## What you should do
Whenever a line contains the string "this", copy it out of the entries.

[Stored items from a collection]
———
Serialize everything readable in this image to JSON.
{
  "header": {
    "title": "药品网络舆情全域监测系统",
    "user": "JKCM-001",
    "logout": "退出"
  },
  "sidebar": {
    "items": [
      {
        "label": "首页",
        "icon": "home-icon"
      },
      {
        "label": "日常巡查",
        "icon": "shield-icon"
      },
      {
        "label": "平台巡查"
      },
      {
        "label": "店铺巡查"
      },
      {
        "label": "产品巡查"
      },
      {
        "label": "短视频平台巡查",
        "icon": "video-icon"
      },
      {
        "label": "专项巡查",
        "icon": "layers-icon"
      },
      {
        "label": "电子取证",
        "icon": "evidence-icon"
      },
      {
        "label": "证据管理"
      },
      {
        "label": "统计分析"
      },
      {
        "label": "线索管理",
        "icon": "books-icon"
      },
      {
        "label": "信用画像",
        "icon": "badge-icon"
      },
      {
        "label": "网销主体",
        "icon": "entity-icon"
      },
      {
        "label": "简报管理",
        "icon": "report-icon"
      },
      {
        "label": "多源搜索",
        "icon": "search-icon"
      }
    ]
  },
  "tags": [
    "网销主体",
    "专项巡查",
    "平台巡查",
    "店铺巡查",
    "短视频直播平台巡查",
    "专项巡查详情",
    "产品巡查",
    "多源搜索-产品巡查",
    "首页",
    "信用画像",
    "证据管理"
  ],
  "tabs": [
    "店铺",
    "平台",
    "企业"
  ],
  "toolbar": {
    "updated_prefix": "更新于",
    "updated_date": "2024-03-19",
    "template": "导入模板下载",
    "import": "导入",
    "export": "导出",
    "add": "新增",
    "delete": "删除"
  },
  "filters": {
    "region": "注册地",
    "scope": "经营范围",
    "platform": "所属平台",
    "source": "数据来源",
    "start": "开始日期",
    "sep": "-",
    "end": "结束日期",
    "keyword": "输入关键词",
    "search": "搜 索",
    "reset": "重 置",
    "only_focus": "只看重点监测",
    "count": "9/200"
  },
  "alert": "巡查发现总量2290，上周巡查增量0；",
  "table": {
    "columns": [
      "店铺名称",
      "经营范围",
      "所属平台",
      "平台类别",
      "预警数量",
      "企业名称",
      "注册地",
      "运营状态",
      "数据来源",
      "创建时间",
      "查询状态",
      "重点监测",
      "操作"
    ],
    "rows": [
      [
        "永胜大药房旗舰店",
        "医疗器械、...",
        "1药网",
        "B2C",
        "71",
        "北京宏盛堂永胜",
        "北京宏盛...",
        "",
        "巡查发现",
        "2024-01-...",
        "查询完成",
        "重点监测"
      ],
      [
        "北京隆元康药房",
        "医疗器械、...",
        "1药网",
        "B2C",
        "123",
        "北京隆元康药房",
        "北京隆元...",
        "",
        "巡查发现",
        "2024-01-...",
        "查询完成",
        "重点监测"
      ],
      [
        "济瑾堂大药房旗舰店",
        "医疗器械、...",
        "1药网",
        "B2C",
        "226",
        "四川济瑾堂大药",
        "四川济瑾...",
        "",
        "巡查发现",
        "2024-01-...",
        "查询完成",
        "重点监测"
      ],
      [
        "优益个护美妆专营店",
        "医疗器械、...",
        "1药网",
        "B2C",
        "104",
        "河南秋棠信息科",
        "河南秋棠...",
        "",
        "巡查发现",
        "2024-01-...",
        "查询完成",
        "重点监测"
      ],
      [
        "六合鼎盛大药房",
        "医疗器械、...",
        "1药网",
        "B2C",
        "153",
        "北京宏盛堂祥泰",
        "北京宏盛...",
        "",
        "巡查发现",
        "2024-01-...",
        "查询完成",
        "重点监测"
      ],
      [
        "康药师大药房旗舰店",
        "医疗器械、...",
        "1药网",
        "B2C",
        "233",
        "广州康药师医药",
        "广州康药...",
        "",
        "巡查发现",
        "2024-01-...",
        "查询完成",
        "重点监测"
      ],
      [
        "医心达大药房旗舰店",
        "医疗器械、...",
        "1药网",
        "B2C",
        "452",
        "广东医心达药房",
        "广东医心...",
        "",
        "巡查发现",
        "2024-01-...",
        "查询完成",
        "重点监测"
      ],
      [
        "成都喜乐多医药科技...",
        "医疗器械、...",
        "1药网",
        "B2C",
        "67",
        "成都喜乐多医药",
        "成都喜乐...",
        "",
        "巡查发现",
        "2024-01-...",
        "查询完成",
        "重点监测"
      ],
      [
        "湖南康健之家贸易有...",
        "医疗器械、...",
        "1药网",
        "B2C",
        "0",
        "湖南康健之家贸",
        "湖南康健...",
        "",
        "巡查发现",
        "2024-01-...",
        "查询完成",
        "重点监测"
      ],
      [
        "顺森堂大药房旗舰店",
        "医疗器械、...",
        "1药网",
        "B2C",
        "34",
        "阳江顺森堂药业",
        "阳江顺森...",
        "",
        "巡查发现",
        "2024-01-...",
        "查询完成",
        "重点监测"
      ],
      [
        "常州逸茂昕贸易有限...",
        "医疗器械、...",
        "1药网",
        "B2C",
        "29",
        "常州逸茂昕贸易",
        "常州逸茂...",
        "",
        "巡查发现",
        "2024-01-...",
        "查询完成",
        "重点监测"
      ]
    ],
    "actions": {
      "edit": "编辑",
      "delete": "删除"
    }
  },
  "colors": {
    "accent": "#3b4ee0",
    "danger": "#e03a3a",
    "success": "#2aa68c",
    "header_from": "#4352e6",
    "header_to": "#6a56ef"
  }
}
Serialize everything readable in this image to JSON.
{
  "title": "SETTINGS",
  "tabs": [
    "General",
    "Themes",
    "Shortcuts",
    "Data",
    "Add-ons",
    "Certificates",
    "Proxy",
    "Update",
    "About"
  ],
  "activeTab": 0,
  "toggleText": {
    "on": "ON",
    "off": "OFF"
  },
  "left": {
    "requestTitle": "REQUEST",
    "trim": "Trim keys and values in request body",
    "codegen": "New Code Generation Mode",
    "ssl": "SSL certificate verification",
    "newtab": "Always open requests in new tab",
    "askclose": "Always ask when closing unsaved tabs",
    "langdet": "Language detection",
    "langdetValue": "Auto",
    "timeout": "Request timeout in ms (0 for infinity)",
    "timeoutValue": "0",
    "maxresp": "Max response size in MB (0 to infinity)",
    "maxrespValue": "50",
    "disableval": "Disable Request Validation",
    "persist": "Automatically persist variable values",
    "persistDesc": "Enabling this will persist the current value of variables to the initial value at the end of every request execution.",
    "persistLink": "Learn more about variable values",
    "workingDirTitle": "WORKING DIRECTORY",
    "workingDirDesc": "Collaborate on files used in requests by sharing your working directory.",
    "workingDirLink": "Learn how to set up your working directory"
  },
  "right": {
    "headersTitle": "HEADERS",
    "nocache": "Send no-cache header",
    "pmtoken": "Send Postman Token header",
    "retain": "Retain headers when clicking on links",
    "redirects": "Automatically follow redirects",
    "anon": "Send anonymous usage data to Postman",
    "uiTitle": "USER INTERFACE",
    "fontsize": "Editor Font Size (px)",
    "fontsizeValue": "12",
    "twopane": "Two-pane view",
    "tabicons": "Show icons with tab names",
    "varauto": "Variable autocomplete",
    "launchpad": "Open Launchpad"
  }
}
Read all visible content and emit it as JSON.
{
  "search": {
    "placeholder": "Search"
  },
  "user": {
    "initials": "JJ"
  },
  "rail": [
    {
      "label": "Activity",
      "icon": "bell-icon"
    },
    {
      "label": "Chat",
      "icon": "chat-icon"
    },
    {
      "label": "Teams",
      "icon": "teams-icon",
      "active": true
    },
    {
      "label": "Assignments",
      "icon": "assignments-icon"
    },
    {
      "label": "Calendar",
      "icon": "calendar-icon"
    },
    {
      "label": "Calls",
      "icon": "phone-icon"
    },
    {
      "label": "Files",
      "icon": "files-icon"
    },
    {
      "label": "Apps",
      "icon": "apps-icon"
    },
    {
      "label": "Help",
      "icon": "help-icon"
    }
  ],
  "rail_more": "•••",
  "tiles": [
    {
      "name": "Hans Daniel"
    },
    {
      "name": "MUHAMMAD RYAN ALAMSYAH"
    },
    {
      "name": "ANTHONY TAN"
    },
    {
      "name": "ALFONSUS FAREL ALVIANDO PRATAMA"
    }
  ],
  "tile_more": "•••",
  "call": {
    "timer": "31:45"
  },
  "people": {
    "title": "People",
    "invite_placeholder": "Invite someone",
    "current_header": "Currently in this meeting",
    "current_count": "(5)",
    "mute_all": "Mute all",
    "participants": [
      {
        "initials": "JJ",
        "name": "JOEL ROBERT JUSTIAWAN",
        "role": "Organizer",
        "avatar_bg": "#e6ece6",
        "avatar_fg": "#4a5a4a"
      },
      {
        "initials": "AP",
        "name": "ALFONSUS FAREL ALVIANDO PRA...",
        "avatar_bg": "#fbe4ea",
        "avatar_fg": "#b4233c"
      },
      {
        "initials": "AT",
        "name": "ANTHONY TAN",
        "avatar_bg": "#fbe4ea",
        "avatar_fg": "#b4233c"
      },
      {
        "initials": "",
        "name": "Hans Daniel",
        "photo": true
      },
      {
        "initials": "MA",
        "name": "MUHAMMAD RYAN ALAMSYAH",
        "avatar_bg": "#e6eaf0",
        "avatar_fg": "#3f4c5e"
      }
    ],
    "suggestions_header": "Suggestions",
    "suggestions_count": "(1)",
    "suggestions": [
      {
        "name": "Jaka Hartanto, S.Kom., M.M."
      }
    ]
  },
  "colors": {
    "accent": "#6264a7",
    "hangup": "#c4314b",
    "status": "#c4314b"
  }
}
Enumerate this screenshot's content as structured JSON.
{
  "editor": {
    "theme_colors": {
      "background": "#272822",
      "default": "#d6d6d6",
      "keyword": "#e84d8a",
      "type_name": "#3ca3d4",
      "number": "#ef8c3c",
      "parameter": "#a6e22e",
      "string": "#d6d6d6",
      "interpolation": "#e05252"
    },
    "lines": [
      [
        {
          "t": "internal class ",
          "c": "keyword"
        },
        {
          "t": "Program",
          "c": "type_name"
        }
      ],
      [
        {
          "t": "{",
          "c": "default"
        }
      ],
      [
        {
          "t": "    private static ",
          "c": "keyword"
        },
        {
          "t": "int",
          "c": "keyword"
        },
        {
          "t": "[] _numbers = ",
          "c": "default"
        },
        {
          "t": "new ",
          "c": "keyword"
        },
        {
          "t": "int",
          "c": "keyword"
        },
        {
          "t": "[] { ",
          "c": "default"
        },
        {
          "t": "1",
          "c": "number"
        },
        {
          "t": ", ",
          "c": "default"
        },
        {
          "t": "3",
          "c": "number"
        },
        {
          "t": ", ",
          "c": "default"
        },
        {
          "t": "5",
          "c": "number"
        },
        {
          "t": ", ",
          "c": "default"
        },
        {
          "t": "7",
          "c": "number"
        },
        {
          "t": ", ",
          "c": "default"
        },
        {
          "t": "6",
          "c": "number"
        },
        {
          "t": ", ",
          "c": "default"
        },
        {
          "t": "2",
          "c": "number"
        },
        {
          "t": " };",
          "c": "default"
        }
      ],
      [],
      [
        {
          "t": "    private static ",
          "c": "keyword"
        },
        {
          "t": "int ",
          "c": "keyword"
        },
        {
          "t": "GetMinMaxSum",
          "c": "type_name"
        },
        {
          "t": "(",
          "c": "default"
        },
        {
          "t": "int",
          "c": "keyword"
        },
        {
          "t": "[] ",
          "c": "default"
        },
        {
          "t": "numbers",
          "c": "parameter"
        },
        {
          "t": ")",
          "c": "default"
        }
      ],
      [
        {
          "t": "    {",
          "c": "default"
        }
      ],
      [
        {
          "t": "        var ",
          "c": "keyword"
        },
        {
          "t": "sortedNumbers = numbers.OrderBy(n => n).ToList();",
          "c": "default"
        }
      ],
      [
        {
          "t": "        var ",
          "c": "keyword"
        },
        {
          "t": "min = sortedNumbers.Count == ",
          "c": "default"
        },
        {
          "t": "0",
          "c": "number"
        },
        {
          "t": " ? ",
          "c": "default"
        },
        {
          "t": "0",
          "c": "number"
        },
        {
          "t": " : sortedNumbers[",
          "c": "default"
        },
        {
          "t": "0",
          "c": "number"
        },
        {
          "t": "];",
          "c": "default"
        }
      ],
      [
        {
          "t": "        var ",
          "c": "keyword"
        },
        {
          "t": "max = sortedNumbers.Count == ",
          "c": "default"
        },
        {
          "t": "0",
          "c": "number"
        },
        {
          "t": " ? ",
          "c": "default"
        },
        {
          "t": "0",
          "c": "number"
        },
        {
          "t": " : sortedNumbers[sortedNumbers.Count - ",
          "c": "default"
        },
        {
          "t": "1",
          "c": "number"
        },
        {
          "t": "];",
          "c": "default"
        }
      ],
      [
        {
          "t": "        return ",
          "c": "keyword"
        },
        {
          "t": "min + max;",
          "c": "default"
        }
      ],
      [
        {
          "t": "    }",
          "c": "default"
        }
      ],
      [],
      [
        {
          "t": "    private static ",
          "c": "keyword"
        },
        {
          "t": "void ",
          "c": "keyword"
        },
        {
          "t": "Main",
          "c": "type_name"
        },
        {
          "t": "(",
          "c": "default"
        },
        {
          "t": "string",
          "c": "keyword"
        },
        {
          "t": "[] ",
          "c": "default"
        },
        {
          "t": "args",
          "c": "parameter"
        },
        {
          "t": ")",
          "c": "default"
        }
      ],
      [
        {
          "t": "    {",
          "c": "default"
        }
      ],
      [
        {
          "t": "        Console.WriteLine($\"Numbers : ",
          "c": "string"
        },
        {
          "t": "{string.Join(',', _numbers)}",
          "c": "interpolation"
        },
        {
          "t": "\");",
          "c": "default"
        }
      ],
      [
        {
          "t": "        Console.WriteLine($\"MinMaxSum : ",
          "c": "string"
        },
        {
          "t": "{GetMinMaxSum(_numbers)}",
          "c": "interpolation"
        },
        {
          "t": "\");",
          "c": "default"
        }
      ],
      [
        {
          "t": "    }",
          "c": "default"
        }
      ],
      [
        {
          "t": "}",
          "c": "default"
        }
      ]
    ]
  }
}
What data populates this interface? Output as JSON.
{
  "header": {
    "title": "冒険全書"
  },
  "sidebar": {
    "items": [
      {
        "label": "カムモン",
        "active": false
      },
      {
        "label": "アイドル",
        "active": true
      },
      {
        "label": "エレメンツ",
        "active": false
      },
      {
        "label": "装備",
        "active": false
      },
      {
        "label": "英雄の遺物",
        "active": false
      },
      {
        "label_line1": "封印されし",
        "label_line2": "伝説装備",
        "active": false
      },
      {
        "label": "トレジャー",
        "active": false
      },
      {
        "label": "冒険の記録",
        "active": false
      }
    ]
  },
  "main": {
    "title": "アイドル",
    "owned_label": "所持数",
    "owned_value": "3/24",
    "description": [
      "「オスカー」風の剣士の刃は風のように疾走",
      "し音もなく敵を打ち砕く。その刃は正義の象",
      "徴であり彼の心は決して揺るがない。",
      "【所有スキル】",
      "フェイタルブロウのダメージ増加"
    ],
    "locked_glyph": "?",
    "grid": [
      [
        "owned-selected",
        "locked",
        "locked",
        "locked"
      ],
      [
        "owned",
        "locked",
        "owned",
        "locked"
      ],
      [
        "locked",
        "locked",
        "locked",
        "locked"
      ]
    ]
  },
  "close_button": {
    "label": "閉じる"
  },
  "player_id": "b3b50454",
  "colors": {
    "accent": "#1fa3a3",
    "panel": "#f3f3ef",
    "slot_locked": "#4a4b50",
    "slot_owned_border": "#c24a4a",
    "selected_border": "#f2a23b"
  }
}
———
## Answer box
Serialize everything readable in this image to JSON.
Serialize everything readable in this image to JSON.
    "persistDesc": "Enabling this will persist the current value of variables to the initial value at the end of every request execution.",
    "current_header": "Currently in this meeting",
Enumerate this screenshot's content as structured JSON.
What data populates this interface? Output as JSON.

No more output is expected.